▼

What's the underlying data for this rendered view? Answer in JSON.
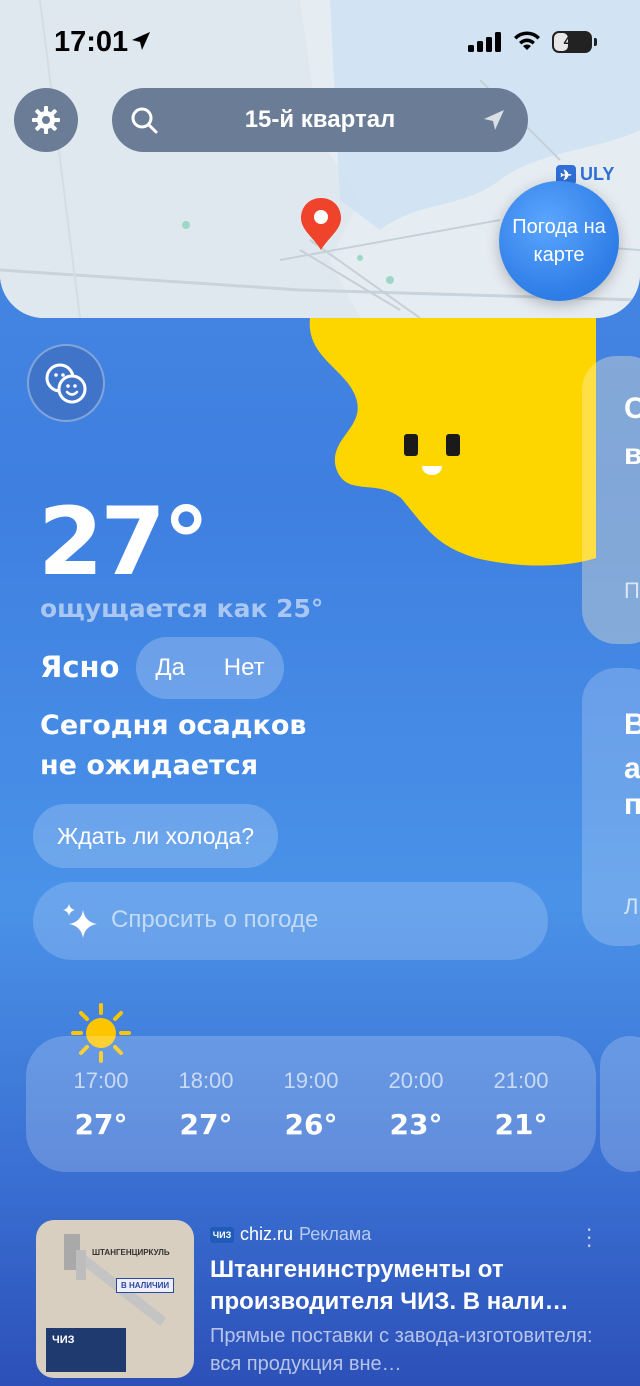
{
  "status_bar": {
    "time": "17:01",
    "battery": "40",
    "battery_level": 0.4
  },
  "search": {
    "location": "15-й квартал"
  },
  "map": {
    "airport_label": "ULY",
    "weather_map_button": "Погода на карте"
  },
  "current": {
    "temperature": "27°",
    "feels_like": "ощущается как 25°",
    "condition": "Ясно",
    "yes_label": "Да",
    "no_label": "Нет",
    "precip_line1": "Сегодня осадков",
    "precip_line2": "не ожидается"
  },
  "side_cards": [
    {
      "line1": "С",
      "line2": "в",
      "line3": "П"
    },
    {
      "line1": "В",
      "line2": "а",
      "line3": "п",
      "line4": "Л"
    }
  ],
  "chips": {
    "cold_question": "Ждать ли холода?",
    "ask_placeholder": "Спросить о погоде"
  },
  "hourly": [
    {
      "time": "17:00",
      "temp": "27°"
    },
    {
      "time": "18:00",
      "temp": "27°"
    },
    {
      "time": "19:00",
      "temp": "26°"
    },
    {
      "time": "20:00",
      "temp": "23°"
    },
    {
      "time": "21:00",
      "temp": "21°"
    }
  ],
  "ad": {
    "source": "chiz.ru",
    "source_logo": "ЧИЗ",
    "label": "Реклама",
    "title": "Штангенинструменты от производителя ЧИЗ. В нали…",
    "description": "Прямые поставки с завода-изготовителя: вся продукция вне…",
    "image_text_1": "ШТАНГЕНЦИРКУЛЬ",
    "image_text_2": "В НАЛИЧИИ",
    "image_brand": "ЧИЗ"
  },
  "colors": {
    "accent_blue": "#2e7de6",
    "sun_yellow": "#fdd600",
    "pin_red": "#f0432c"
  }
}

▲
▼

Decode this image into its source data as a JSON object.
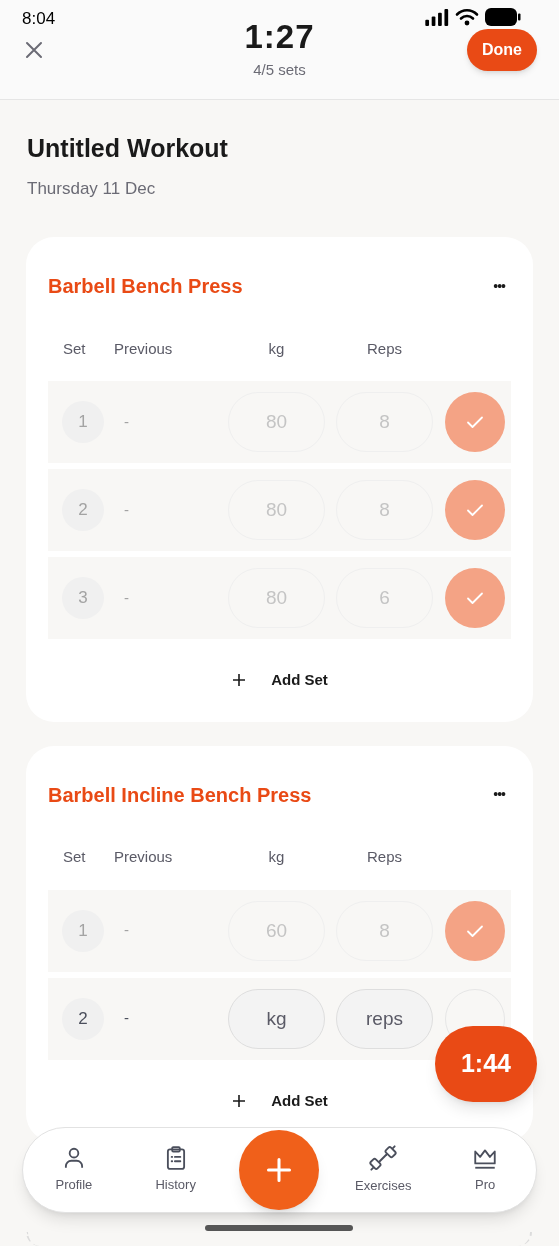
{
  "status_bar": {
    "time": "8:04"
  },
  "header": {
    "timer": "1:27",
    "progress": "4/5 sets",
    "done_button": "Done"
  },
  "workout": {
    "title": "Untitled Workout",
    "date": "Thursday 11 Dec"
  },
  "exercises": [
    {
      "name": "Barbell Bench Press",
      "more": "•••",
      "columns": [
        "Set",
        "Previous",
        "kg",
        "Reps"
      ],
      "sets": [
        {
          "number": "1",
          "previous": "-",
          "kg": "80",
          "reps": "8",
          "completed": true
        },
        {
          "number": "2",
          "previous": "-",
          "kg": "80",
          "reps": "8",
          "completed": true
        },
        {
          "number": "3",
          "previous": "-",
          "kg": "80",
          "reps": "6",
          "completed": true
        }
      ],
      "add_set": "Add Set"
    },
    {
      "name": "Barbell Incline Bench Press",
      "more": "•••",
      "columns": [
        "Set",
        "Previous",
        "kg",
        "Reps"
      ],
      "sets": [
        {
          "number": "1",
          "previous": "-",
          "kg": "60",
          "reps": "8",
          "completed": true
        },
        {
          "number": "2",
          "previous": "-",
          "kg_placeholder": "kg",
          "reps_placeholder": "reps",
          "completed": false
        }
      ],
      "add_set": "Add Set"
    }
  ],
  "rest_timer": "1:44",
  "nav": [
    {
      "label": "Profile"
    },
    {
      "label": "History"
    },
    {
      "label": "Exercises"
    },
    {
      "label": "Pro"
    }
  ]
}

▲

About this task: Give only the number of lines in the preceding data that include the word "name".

Answer area: 2